Last week in Khartoum, Sudan, stakeholders in the world gum arabic business met with the FAO and the World Bank to map out key steps to build up stockpiles in the primary producing countries of Sudan, Chad and Nigeria.
Obtained from Acacia trees in the gum belt of Africa, the top producers bring about 50,000 tonnes of gum arabic to the market each year.
But political and climatic factors in these primary producing countries have led to spikes in the price of the ingredient, known as the 'Rolls Royce' of gums.
Gum arabic, also known as acacia gum (E414 in the EU), is widely used by the food and beverage industry; particularly in confectionery categories, where it is included to delay or prevent sugar crystallisation and to emulsify fat.
But a reduced gum acacia crop in 2002/03 in all the producing countries pushed up prices for the gum during 2003, increasing rapidly by 25 per cent to 30 per cent between March and May in 2003, quickly exhausting stocks in Nigeria, and then in Chad.
But since Spring 2004 prices have remained fairly stable, seeing only slight fluctuations, and are currently in the region of $4,000 a tonne. But this is still considerably higher than its 'natural' price, of about $2000 to $2500 a tonne.
Beholden to the state of supplies in Africa, the global gum business is optimistic that by building stock piles with about a year's worth of supplies (about 50,000 tonnes), sustainability and permanent availability will offer protection to price vulnerability.
Key to the declaration in Khartoum last week is the view that growers should be encouraged to sustain and increase the supply of gum arabic.
But intimately linked to this ambition is price. Local producers, manning the acacia trees that only produce one kilo of gum a piece, need to receive a fair price for their product.
Only a decent price will encourage the producers to maintain the trees from one year to the next.
"Acacia trees produce gum for about 10 years in their 15 year long life, which means crops have to be constantly rotated," says Hinrich Wolff, president of the AIPG (Association for the International Promotion of Gums), and senior general manager at German gum firm Alfred L Wolff.
The AIPG, whose members represent about 80 per cent of the global gum business and include CNI and Kerry Ingredients, was the engine behind the meeting in Khartoum last week that led to a five point declaration posting the way forward for buffer stocks.
National delegations from Sudan, Chad and Nigeria sat down at the table with the AIPG, the UN backed Food and Agriculture Organisation (FAO) and the World Bank "to try to organise buffer stocks and strategies to safeguard jobs," says Wolff.
Crucially, the national delegations agreed to investigate how to set up new infrastructures, different in each country, to create the buffer zones.
Financing will pay a key role in taking the strategies forward, which explains the presence of the World Bank at the meeting and their potential future role.
Gum arabic stocks, for which a firm price is agreed, can keep people interested in maintaining the tree crops, Wolff explains to FoodNavigator.com.

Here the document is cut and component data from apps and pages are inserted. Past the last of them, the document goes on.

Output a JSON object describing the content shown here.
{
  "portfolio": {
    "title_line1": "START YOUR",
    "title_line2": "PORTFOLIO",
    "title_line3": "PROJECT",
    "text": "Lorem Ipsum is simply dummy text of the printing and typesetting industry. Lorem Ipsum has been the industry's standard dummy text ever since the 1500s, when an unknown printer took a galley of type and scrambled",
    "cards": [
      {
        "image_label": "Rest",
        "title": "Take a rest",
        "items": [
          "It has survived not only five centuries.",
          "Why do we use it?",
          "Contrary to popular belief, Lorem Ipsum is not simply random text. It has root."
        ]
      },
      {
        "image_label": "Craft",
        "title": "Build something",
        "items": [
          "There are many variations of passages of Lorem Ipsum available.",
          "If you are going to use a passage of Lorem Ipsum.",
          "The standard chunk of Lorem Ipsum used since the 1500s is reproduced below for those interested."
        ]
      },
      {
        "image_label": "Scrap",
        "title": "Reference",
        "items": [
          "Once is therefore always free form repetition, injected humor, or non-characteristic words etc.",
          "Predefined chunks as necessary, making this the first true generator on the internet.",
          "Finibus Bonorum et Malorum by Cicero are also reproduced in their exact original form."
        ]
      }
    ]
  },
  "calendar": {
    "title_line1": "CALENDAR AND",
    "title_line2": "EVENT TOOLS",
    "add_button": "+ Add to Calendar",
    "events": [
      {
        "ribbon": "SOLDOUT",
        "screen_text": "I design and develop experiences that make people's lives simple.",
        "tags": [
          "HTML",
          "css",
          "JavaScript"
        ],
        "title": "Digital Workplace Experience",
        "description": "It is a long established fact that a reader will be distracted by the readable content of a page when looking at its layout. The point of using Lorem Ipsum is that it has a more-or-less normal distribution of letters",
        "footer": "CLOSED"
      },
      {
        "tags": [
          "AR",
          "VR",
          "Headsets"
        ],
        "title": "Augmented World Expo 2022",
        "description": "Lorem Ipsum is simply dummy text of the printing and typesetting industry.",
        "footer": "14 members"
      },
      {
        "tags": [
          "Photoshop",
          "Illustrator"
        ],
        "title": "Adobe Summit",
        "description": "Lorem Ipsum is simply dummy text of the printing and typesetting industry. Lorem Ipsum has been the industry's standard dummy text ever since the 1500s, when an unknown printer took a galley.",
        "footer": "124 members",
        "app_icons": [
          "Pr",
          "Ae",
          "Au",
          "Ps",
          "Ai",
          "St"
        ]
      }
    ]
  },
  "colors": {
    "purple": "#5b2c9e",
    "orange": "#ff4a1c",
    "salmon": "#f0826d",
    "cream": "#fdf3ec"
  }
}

With a receipt in hand that demonstrates a certain quantity of stocks, producers can go to the bank for finance to carry them to future stocks.
"In my opinion, the difference between the price paid to the farmer and the global market price is more than enough to pay for interest rates, and other costs," adds the AIPG president.
Wolff believes negotiations with the world bank could be easier if local governments show their support for the strategy, by initially financing the buffer stock set-up. "Perhaps they should finance the first 1000 tonnes," he says.
The delegations will gather at a follow-up meeting in three months with the results of their discussions. Woolf hopes that by 1 October, "we will establish the buffer zone with financing."
Sudan, the largest exporter, produces 25, 000 tonnes of acacia gum annually followed by Chad 10,000 then Nigeria whose production fluctuates between 3,000 to 5,000 tonnes.